Screenshot from the video below, published by Yan-Ting Yeh and shared by Taiwan Voice.
 
 
Videos have emerged of anti-nuclear plant protesters grabbing onto the hood of a Taiwanese member of parliament's car as he tried to flee -- and hanging on for several kilometres. 
 
In Taipei, the Taiwanese capital, over 28,000 protesters gathered around the parliament and the presidential building over the weekend to oppose plans to build a fourth nuclear power plant in Taiwan, demanding that the MPs remain inside the building until they agreed to stop the construction project.
 
In the afternoon of April 25, Tsai Cheng-Yuan, an MP from the Kuomintang – one of the main parties in Taiwan, which is pro-Chinese and supports the construction of the plant – tried to escape by car through a back alley. Lin Sheng-wen, an independent filmmaker attending the protest, realised what was happening and tried to stop the car. Another protester, Yan-Ting, filmed the scene on his mobile phone.
 
This scene was filmed by Yan Ting, a protester who witnessed the incident. At the 20 second mark, the car accelerates and two people can be seen hanging onto the hood.

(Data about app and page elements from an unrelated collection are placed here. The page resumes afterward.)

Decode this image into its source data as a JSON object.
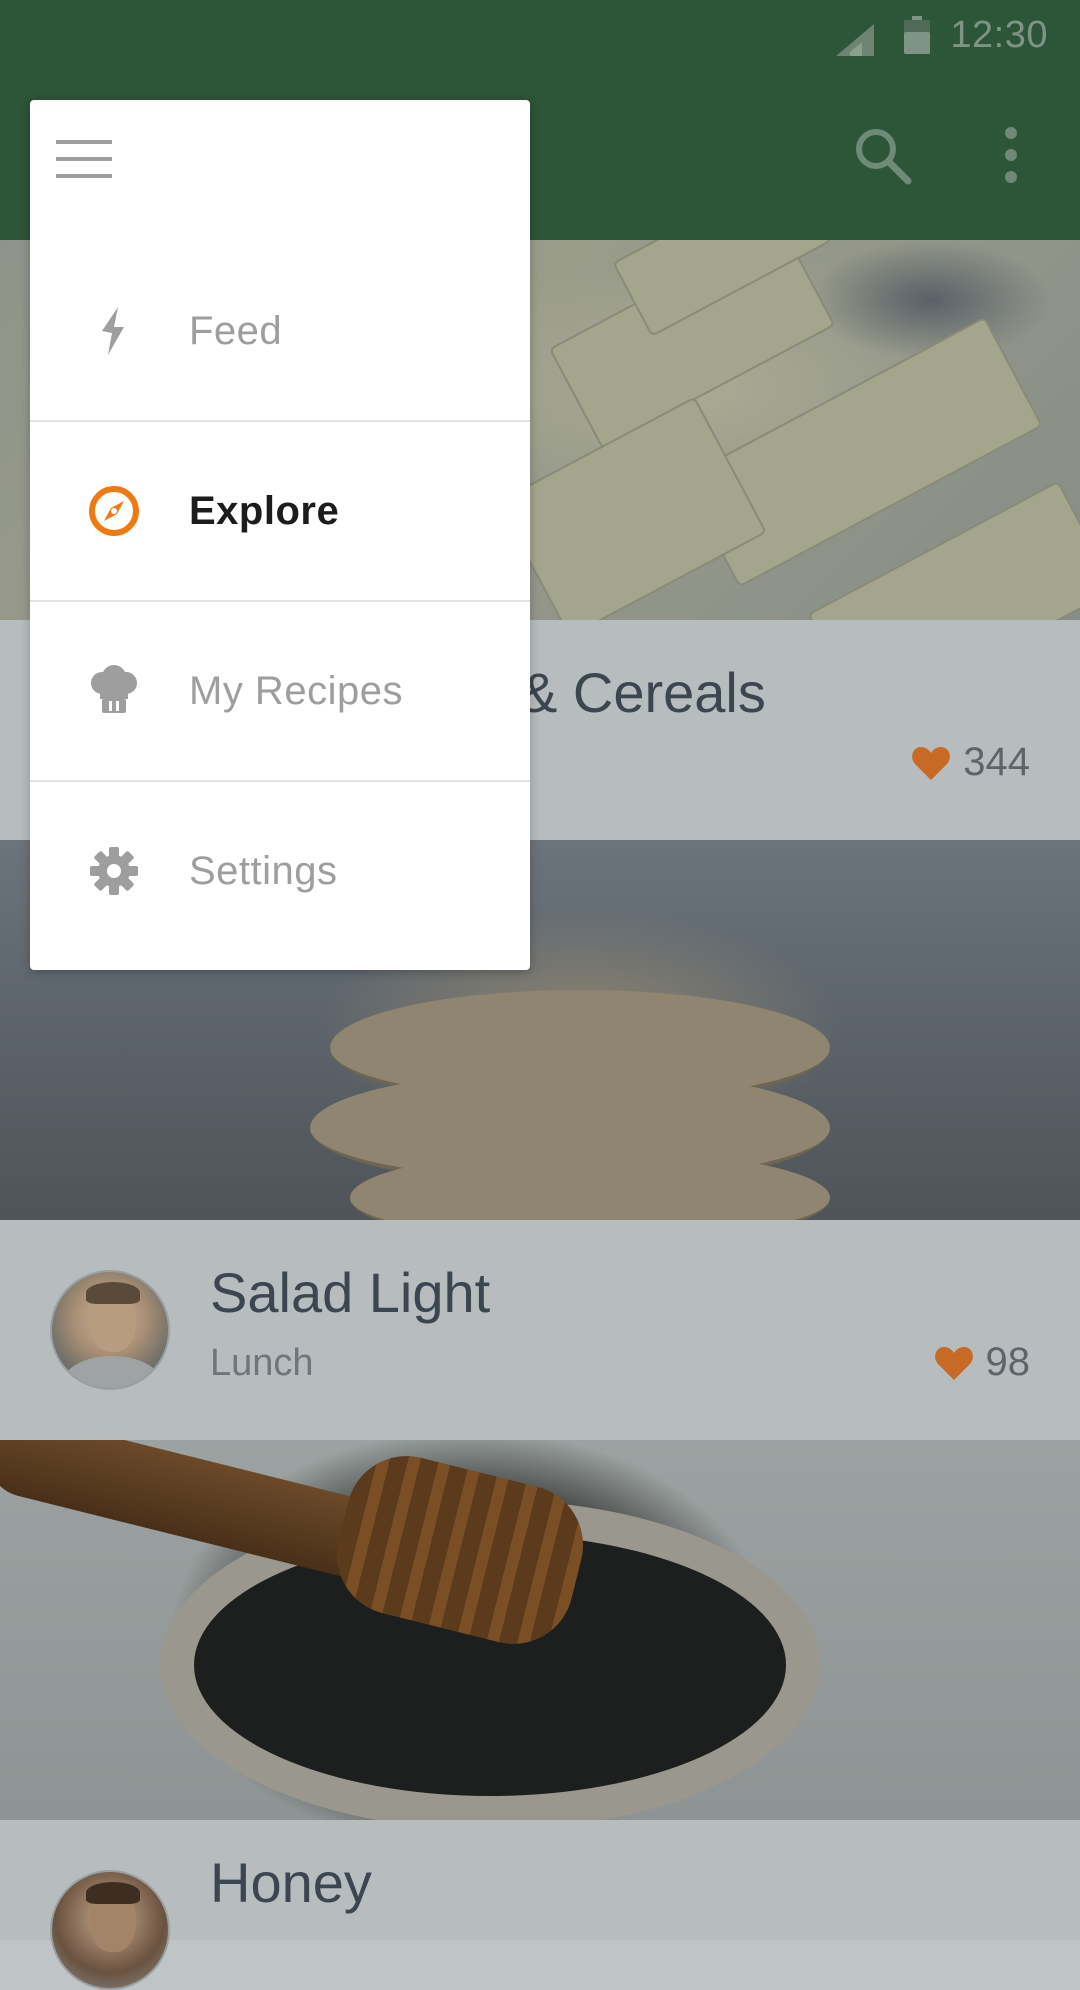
{
  "status_bar": {
    "time": "12:30",
    "icons": [
      "signal-icon",
      "battery-icon"
    ]
  },
  "app_bar": {
    "icons": [
      "search-icon",
      "more-vert-icon"
    ]
  },
  "drawer": {
    "icons": [
      "menu-icon"
    ],
    "items": [
      {
        "label": "Feed",
        "icon": "lightning-icon",
        "active": false
      },
      {
        "label": "Explore",
        "icon": "compass-icon",
        "active": true
      },
      {
        "label": "My Recipes",
        "icon": "chef-hat-icon",
        "active": false
      },
      {
        "label": "Settings",
        "icon": "gear-icon",
        "active": false
      }
    ]
  },
  "feed": {
    "cards": [
      {
        "title": "& Cereals",
        "subtitle": "",
        "likes": "344",
        "image": "cheese-photo"
      },
      {
        "title": "Salad Light",
        "subtitle": "Lunch",
        "likes": "98",
        "image": "cookies-photo"
      },
      {
        "title": "Honey",
        "subtitle": "",
        "likes": "",
        "image": "honey-photo"
      }
    ]
  },
  "colors": {
    "app_bar": "#2d5538",
    "accent_active": "#f07a12",
    "heart": "#c76a25",
    "drawer_bg": "#ffffff",
    "inactive_text": "#9e9e9e",
    "active_text": "#1c1c1c"
  }
}
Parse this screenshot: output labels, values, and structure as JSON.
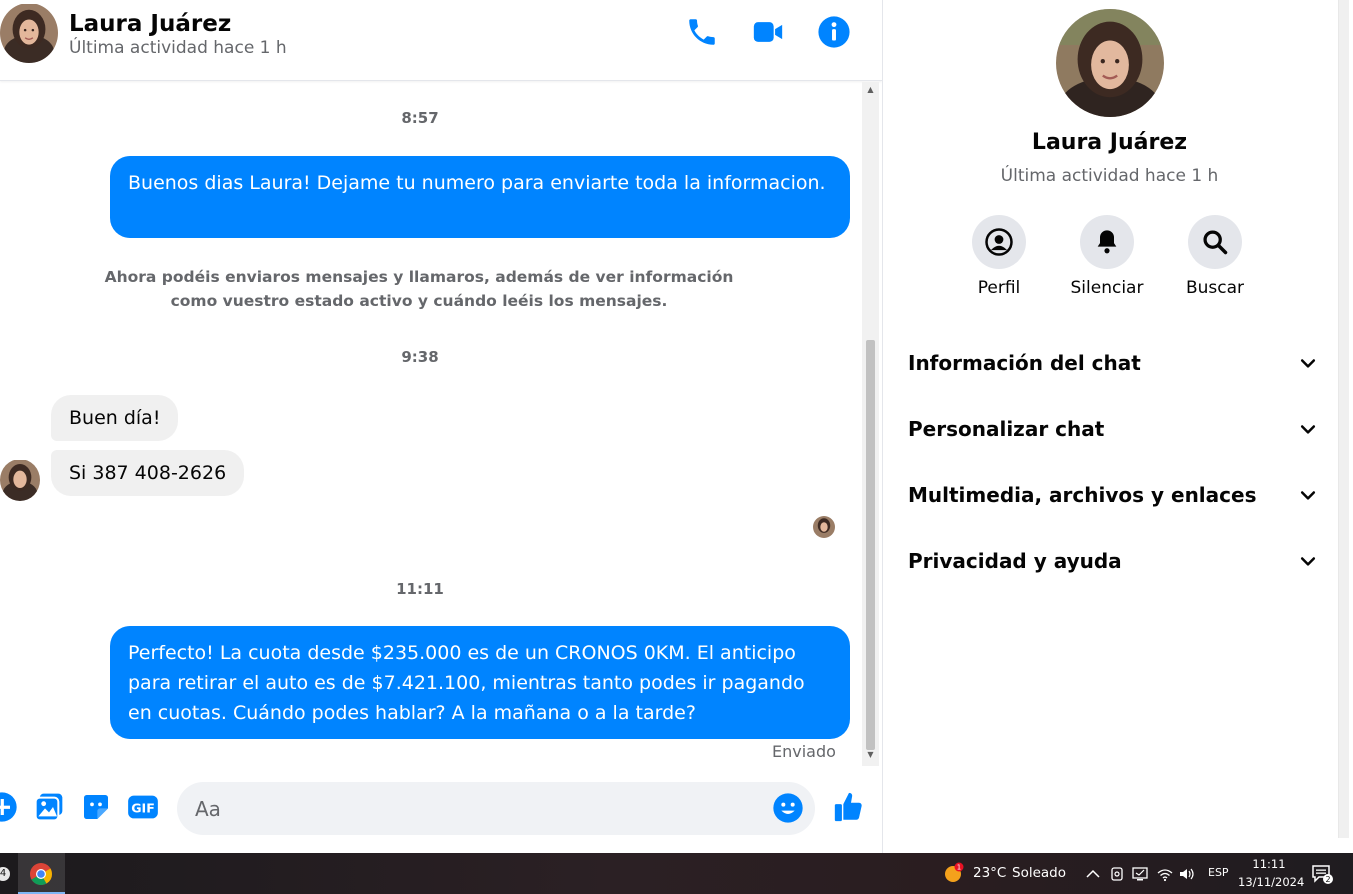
{
  "colors": {
    "accent": "#0084ff",
    "bubble_in": "#f0f0f0",
    "muted": "#65676b"
  },
  "header": {
    "name": "Laura Juárez",
    "status": "Última actividad hace 1 h",
    "icons": [
      "phone-icon",
      "video-icon",
      "info-icon"
    ]
  },
  "messages": {
    "time1": "8:57",
    "out1": "Buenos dias Laura! Dejame tu numero para enviarte toda la informacion.",
    "system_note": "Ahora podéis enviaros mensajes y llamaros, además de ver información como vuestro estado activo y cuándo leéis los mensajes.",
    "time2": "9:38",
    "in1": "Buen día!",
    "in2": "Si 387 408-2626",
    "time3": "11:11",
    "out2": "Perfecto! La cuota desde $235.000 es de un CRONOS 0KM. El anticipo para retirar el auto es de $7.421.100, mientras tanto podes ir pagando en cuotas. Cuándo podes hablar? A la mañana o a la tarde?",
    "sent_status": "Enviado"
  },
  "composer": {
    "placeholder": "Aa",
    "icons": [
      "plus-icon",
      "photo-icon",
      "sticker-icon",
      "gif-icon",
      "emoji-icon",
      "thumbs-up-icon"
    ]
  },
  "panel": {
    "name": "Laura Juárez",
    "status": "Última actividad hace 1 h",
    "actions": [
      {
        "label": "Perfil",
        "icon": "user-circle-icon"
      },
      {
        "label": "Silenciar",
        "icon": "bell-icon"
      },
      {
        "label": "Buscar",
        "icon": "search-icon"
      }
    ],
    "sections": [
      {
        "title": "Información del chat"
      },
      {
        "title": "Personalizar chat"
      },
      {
        "title": "Multimedia, archivos y enlaces"
      },
      {
        "title": "Privacidad y ayuda"
      }
    ]
  },
  "taskbar": {
    "badge": "4",
    "weather_temp": "23°C",
    "weather_cond": "Soleado",
    "weather_alert": "1",
    "lang": "ESP",
    "time": "11:11",
    "date": "13/11/2024",
    "notifications": "2"
  }
}
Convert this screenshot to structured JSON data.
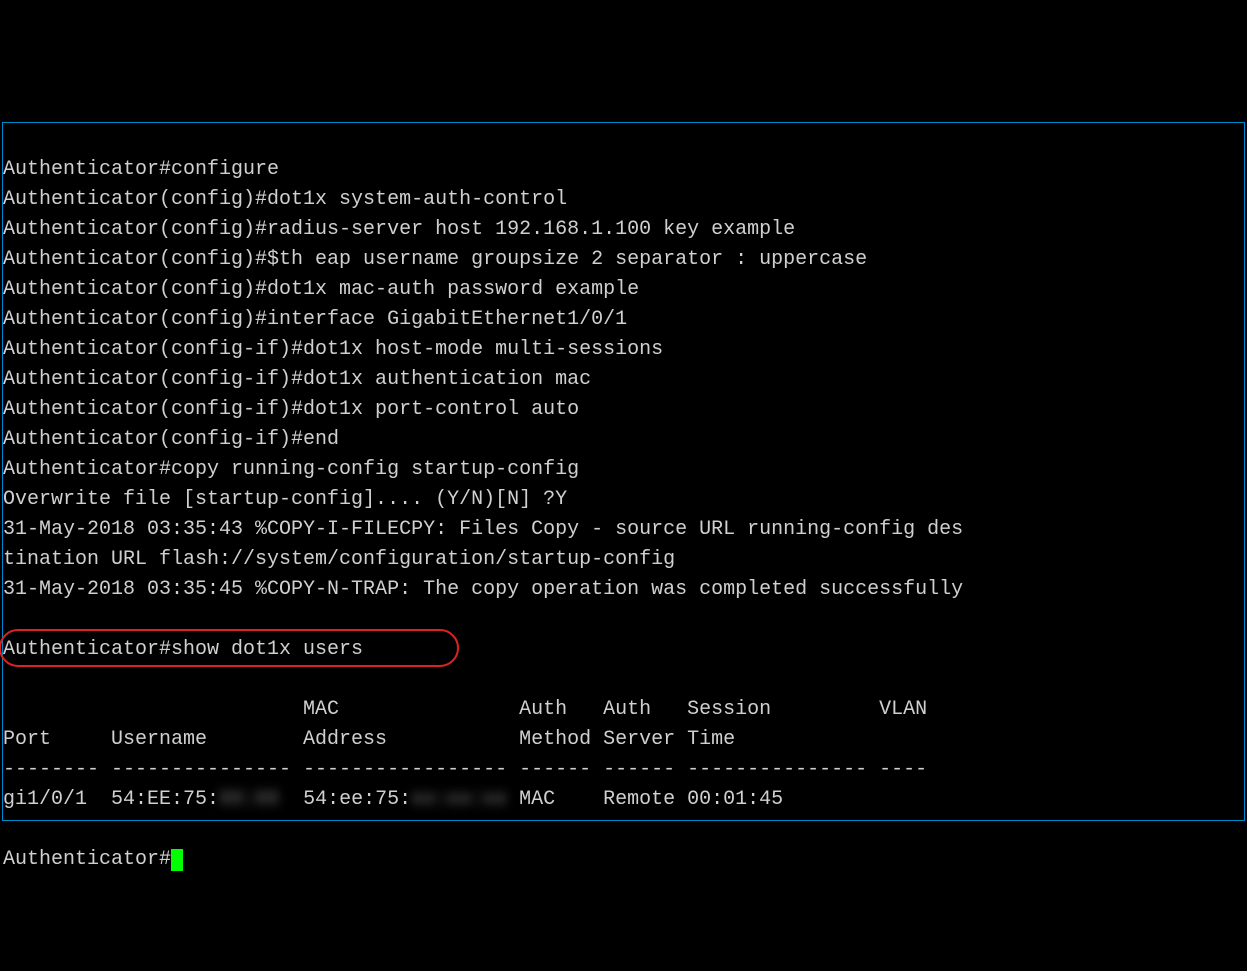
{
  "terminal": {
    "lines": [
      "Authenticator#configure",
      "Authenticator(config)#dot1x system-auth-control",
      "Authenticator(config)#radius-server host 192.168.1.100 key example",
      "Authenticator(config)#$th eap username groupsize 2 separator : uppercase",
      "Authenticator(config)#dot1x mac-auth password example",
      "Authenticator(config)#interface GigabitEthernet1/0/1",
      "Authenticator(config-if)#dot1x host-mode multi-sessions",
      "Authenticator(config-if)#dot1x authentication mac",
      "Authenticator(config-if)#dot1x port-control auto",
      "Authenticator(config-if)#end",
      "Authenticator#copy running-config startup-config",
      "Overwrite file [startup-config].... (Y/N)[N] ?Y",
      "31-May-2018 03:35:43 %COPY-I-FILECPY: Files Copy - source URL running-config des",
      "tination URL flash://system/configuration/startup-config",
      "31-May-2018 03:35:45 %COPY-N-TRAP: The copy operation was completed successfully"
    ],
    "highlighted_command": "Authenticator#show dot1x users",
    "table": {
      "header1": "                         MAC               Auth   Auth   Session         VLAN",
      "header2": "Port     Username        Address           Method Server Time",
      "divider": "-------- --------------- ----------------- ------ ------ --------------- ----",
      "row_port": "gi1/0/1  ",
      "row_username_prefix": "54:EE:75:",
      "row_username_redacted": "XX:XX",
      "row_mac_prefix": "  54:ee:75:",
      "row_mac_redacted": "xx:xx:xx",
      "row_rest": " MAC    Remote 00:01:45"
    },
    "final_prompt": "Authenticator#"
  }
}
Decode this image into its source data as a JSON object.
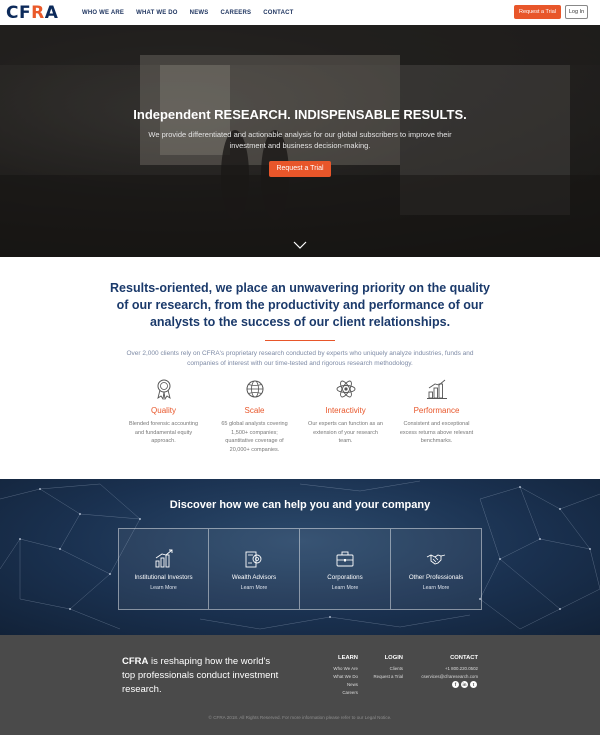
{
  "nav": {
    "logo_main": "CF",
    "logo_accent": "R",
    "logo_end": "A",
    "links": [
      "WHO WE ARE",
      "WHAT WE DO",
      "NEWS",
      "CAREERS",
      "CONTACT"
    ],
    "trial_label": "Request a Trial",
    "login_label": "Log In"
  },
  "hero": {
    "title": "Independent RESEARCH. INDISPENSABLE RESULTS.",
    "subtitle": "We provide differentiated and actionable analysis for our global subscribers to improve their investment and business decision-making.",
    "cta_label": "Request a Trial"
  },
  "results": {
    "heading": "Results-oriented, we place an unwavering priority on the quality of our research, from the productivity and performance of our analysts to the success of our client relationships.",
    "body": "Over 2,000 clients rely on CFRA's proprietary research conducted by experts who uniquely analyze industries, funds and companies of interest with our time-tested and rigorous research methodology.",
    "features": [
      {
        "title": "Quality",
        "desc": "Blended forensic accounting and fundamental equity approach.",
        "icon": "award-ribbon-icon"
      },
      {
        "title": "Scale",
        "desc": "65 global analysts covering 1,500+ companies; quantitative coverage of 20,000+ companies.",
        "icon": "globe-icon"
      },
      {
        "title": "Interactivity",
        "desc": "Our experts can function as an extension of your research team.",
        "icon": "atom-icon"
      },
      {
        "title": "Performance",
        "desc": "Consistent and exceptional excess returns above relevant benchmarks.",
        "icon": "bar-chart-icon"
      }
    ]
  },
  "discover": {
    "title": "Discover how we can help you and your company",
    "cards": [
      {
        "title": "Institutional Investors",
        "more": "Learn More",
        "icon": "growth-chart-icon"
      },
      {
        "title": "Wealth Advisors",
        "more": "Learn More",
        "icon": "wealth-gear-icon"
      },
      {
        "title": "Corporations",
        "more": "Learn More",
        "icon": "briefcase-icon"
      },
      {
        "title": "Other Professionals",
        "more": "Learn More",
        "icon": "handshake-icon"
      }
    ]
  },
  "footer": {
    "tag_brand": "CFRA",
    "tag_rest": " is reshaping how the world's top professionals conduct investment research.",
    "learn": {
      "heading": "LEARN",
      "links": [
        "Who We Are",
        "What We Do",
        "News",
        "Careers"
      ]
    },
    "login": {
      "heading": "LOGIN",
      "links": [
        "Clients",
        "Request a Trial"
      ]
    },
    "contact": {
      "heading": "CONTACT",
      "links": [
        "+1 800.220.0502",
        "cservices@cfraresearch.com"
      ]
    },
    "social": [
      "f",
      "in",
      "t"
    ],
    "copyright": "© CFRA 2018. All Rights Reserved. For more information please refer to our Legal Notice."
  },
  "colors": {
    "accent": "#e8562a",
    "navy": "#1b3a6b",
    "footer": "#4a4a4a"
  }
}
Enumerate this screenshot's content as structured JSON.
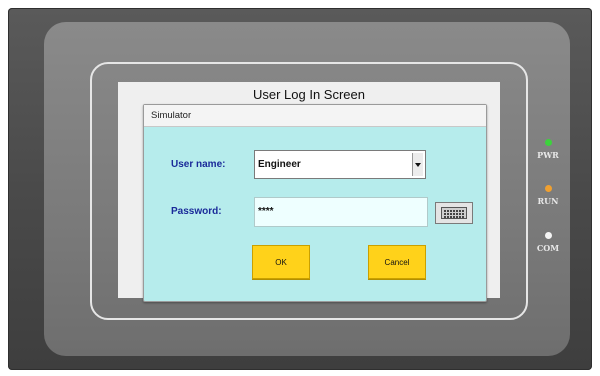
{
  "screen": {
    "title": "User Log In Screen"
  },
  "dialog": {
    "title": "Simulator",
    "username_label": "User name:",
    "username_value": "Engineer",
    "password_label": "Password:",
    "password_value": "****",
    "ok_label": "OK",
    "cancel_label": "Cancel",
    "keyboard_icon": "keyboard-icon"
  },
  "indicators": [
    {
      "label": "PWR",
      "color": "#3cd23c"
    },
    {
      "label": "RUN",
      "color": "#f0a030"
    },
    {
      "label": "COM",
      "color": "#f4f4f4"
    }
  ],
  "colors": {
    "dialog_bg": "#b6ecec",
    "label_text": "#1a2a99",
    "button_bg": "#ffd21a"
  }
}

“This incident is a symbol of the deep divide between politicians and the people”

Lin Hsinsung, a Taiwanese restaurateur, witnessed the incident.
 
When the filmmaker started to hold onto the car, we all truly believed the MP would stop. Someone else jumped on the hood, but the car kept moving. We yelled: “Stop! What are you doing?” but the MP and his driver wouldn’t even crack open the window to talk to us.

Several of us tried to help out, but suddenly, the car began to speed up, and Lin Sheng-wen and the other protester were forced to hang onto the hood in order not to get run over. The police finally found them two kilometres later, still clinging onto the hood, not injured but in a state of shock.
 
"This MP has always been deeply contemptuous of protesters"
 
MP Tsai has always been deeply contemptuous of protesters, calling us “retarded” or “sheep” in public, telling us we don’t know what we’re fighting for. But I didn’t think he would go so far as to physically threaten a protester. I see this incident as a symbol of the deep divide that currently exists between politicians and the people [Editor’s Note: seven out of ten Taiwanese people are opposed to the construction of the fourth nuclear plant].
 
The difference now is that thanks to the recent Sunflower movement [a movement that started on March 18 to advocate for greater transparency in Taiwanese politics], many people are now aware that things can change in Taiwan if the people remain united and refuse to bow down to politicians.
 

Additional footage shows what happened next

Over the weekend, other videos have emerged showing the MP’s flight, notably a video filmed from a car’s dashboard camera. The footage shows MP Tsai’s car driving with the protesters still hanging on to the hood. The driver with the dashboard camera tried to block the MP’s path, and his car rammed into hers.
 
A driver was hit by the MP’s car as he drove away from parliament, the two protesters still hanging on to his hood. The video was uploaded to Facebook in two parts by Betty Lin. Watch the second part of the video.
 
Following the incident, the two protesters were detained temporarily. According to TaiwanVoice, an independent Taiwanese news platform, the MP and his driver are being sued for a hit-and-run, while the two protesters are being sued for damage to private property.

Why are there anti-nuclear protests in Taiwan?

The plan to build a nuclear power plant, which is at the root of the protests, goes back to the 1990s. The construction has frequently been delayed for political reasons, but now Kuomintang MPs want the project to move forward.
 
The protest movement took a new turn on April 22 when Lin I-hsiung, a crucial figure in the history of Taiwan’s democratisation, began a hunger strike to protest against the renewed construction of the nuclear reactor. Several thousand people gathered this past weekend in the streets of Taiwan to support him and to demand an end to the project. The crowds were dispersed early on Monday morning by anti-riot police, who used water cannons.
 
For the time being, the Taiwanese government has called for additional inspections, but it is not planning on stopping the construction of the fourth reactor.
 
The protesters dispersed by water cannons in Taipei Monday morning. Photo shared on Facebook par Pailinj.
  
 
Post written by FRANCE 24 journalist Alexandre Capron (@alexcapron), with support from Taiwan Voice.